## Source data

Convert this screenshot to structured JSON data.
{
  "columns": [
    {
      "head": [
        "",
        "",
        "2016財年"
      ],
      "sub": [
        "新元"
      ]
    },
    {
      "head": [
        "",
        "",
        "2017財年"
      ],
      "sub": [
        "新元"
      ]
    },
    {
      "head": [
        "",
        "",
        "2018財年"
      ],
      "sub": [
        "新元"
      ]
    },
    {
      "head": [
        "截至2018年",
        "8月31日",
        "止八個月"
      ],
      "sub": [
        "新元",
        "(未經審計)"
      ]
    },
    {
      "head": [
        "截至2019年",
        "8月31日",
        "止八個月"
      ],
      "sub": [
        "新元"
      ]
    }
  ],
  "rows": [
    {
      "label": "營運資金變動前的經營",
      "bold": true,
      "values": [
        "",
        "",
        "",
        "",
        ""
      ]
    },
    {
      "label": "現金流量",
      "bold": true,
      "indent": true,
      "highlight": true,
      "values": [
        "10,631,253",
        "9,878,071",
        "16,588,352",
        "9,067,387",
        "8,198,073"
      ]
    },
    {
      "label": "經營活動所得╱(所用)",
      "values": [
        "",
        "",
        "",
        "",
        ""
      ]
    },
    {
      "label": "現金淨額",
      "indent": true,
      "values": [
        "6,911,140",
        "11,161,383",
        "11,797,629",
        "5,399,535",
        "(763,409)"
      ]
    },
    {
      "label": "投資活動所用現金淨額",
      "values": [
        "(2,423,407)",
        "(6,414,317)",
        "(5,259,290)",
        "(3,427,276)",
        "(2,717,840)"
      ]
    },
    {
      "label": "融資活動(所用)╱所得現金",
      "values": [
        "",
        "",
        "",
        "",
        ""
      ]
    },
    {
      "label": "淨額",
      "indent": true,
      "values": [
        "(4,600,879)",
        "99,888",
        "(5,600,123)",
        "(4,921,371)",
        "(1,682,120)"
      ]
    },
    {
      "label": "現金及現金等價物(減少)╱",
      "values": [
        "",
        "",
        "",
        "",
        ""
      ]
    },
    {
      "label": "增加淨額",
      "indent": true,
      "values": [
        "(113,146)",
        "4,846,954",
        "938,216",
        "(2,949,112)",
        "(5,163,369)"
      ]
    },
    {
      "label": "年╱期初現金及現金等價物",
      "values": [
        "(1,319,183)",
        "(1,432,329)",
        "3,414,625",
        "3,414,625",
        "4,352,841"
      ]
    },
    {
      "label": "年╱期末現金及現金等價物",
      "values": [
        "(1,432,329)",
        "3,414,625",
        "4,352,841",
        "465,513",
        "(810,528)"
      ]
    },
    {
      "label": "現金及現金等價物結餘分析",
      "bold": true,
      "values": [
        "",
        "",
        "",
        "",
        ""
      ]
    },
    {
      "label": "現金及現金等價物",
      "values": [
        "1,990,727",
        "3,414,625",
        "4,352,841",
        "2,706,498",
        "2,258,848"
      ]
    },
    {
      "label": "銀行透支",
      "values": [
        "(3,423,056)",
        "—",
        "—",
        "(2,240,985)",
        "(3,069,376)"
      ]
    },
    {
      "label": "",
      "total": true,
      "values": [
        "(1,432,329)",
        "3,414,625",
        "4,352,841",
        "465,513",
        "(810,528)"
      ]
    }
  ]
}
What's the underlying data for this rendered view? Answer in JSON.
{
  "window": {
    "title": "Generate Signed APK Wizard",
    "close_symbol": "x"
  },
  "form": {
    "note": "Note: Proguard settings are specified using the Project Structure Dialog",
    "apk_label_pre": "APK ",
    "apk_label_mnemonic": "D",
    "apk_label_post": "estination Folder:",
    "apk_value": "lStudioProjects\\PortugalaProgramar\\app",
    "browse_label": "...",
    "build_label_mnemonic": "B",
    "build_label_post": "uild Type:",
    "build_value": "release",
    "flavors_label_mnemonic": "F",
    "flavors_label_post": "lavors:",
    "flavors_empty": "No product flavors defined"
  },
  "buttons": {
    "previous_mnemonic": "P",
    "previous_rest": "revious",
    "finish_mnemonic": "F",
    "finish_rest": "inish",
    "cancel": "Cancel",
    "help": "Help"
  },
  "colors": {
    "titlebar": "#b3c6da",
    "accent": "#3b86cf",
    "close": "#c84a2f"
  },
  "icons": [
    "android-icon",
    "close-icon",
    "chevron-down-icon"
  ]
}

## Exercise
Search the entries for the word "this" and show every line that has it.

## Written response
Convert this screenshot to structured JSON data.
What's the underlying data for this rendered view? Answer in JSON.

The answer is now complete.